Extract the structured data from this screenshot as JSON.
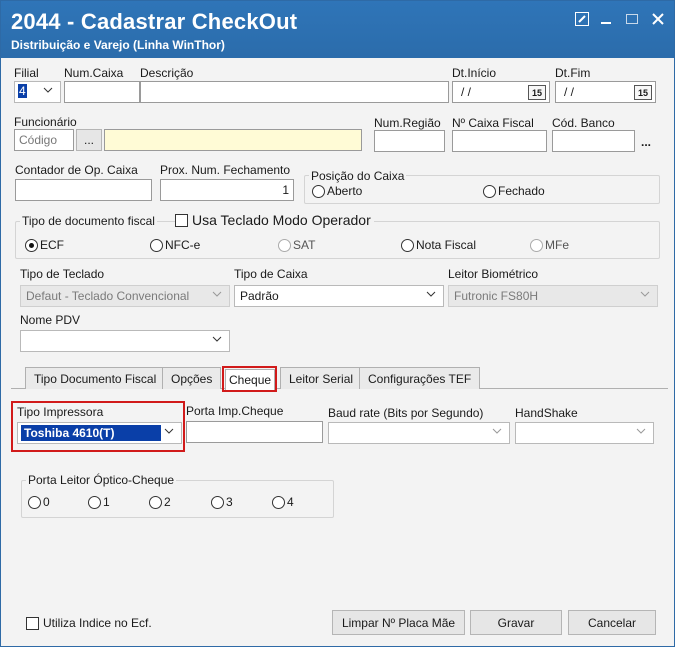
{
  "window": {
    "title": "2044 - Cadastrar CheckOut",
    "subtitle": "Distribuição e Varejo (Linha WinThor)"
  },
  "row1": {
    "filial_label": "Filial",
    "filial_value": "4",
    "num_caixa_label": "Num.Caixa",
    "descricao_label": "Descrição",
    "dt_inicio_label": "Dt.Início",
    "dt_inicio_value": "/ /",
    "dt_fim_label": "Dt.Fim",
    "dt_fim_value": "/ /",
    "cal_text": "15"
  },
  "row2": {
    "funcionario_label": "Funcionário",
    "codigo_placeholder": "Código",
    "ellipsis": "...",
    "num_regiao_label": "Num.Região",
    "caixa_fiscal_label": "Nº Caixa Fiscal",
    "cod_banco_label": "Cód. Banco"
  },
  "row3": {
    "contador_label": "Contador de Op. Caixa",
    "prox_label": "Prox. Num. Fechamento",
    "prox_value": "1",
    "posicao_label": "Posição do Caixa",
    "aberto": "Aberto",
    "fechado": "Fechado"
  },
  "doc_fiscal": {
    "label": "Tipo de documento fiscal",
    "teclado_check": "Usa Teclado Modo Operador",
    "options": [
      "ECF",
      "NFC-e",
      "SAT",
      "Nota Fiscal",
      "MFe"
    ]
  },
  "row5": {
    "tipo_teclado_label": "Tipo de Teclado",
    "tipo_teclado_value": "Defaut - Teclado Convencional",
    "tipo_caixa_label": "Tipo de Caixa",
    "tipo_caixa_value": "Padrão",
    "leitor_label": "Leitor Biométrico",
    "leitor_value": "Futronic FS80H",
    "nome_pdv_label": "Nome PDV"
  },
  "tabs": [
    "Tipo Documento Fiscal",
    "Opções",
    "Cheque",
    "Leitor Serial",
    "Configurações TEF"
  ],
  "cheque": {
    "tipo_impressora_label": "Tipo Impressora",
    "tipo_impressora_value": "Toshiba 4610(T)",
    "porta_label": "Porta Imp.Cheque",
    "baud_label": "Baud rate (Bits por Segundo)",
    "handshake_label": "HandShake",
    "porta_leitor_label": "Porta Leitor Óptico-Cheque",
    "porta_options": [
      "0",
      "1",
      "2",
      "3",
      "4"
    ]
  },
  "footer": {
    "utiliza_label": "Utiliza Indice no Ecf.",
    "limpar": "Limpar Nº Placa Mãe",
    "gravar": "Gravar",
    "cancelar": "Cancelar"
  },
  "colors": {
    "titlebar": "#2f75b8",
    "highlight": "#d11a1a",
    "selection": "#0a3fa8",
    "yellow_field": "#fffbd6"
  }
}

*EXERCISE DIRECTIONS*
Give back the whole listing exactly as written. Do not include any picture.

*THE COMPLETED TASK*
Extract the structured data from this screenshot as JSON.
{
  "window": {
    "title": "2044 - Cadastrar CheckOut",
    "subtitle": "Distribuição e Varejo (Linha WinThor)"
  },
  "row1": {
    "filial_label": "Filial",
    "filial_value": "4",
    "num_caixa_label": "Num.Caixa",
    "descricao_label": "Descrição",
    "dt_inicio_label": "Dt.Início",
    "dt_inicio_value": "/ /",
    "dt_fim_label": "Dt.Fim",
    "dt_fim_value": "/ /",
    "cal_text": "15"
  },
  "row2": {
    "funcionario_label": "Funcionário",
    "codigo_placeholder": "Código",
    "ellipsis": "...",
    "num_regiao_label": "Num.Região",
    "caixa_fiscal_label": "Nº Caixa Fiscal",
    "cod_banco_label": "Cód. Banco"
  },
  "row3": {
    "contador_label": "Contador de Op. Caixa",
    "prox_label": "Prox. Num. Fechamento",
    "prox_value": "1",
    "posicao_label": "Posição do Caixa",
    "aberto": "Aberto",
    "fechado": "Fechado"
  },
  "doc_fiscal": {
    "label": "Tipo de documento fiscal",
    "teclado_check": "Usa Teclado Modo Operador",
    "options": [
      "ECF",
      "NFC-e",
      "SAT",
      "Nota Fiscal",
      "MFe"
    ]
  },
  "row5": {
    "tipo_teclado_label": "Tipo de Teclado",
    "tipo_teclado_value": "Defaut - Teclado Convencional",
    "tipo_caixa_label": "Tipo de Caixa",
    "tipo_caixa_value": "Padrão",
    "leitor_label": "Leitor Biométrico",
    "leitor_value": "Futronic FS80H",
    "nome_pdv_label": "Nome PDV"
  },
  "tabs": [
    "Tipo Documento Fiscal",
    "Opções",
    "Cheque",
    "Leitor Serial",
    "Configurações TEF"
  ],
  "cheque": {
    "tipo_impressora_label": "Tipo Impressora",
    "tipo_impressora_value": "Toshiba 4610(T)",
    "porta_label": "Porta Imp.Cheque",
    "baud_label": "Baud rate (Bits por Segundo)",
    "handshake_label": "HandShake",
    "porta_leitor_label": "Porta Leitor Óptico-Cheque",
    "porta_options": [
      "0",
      "1",
      "2",
      "3",
      "4"
    ]
  },
  "footer": {
    "utiliza_label": "Utiliza Indice no Ecf.",
    "limpar": "Limpar Nº Placa Mãe",
    "gravar": "Gravar",
    "cancelar": "Cancelar"
  },
  "colors": {
    "titlebar": "#2f75b8",
    "highlight": "#d11a1a",
    "selection": "#0a3fa8",
    "yellow_field": "#fffbd6"
  }
}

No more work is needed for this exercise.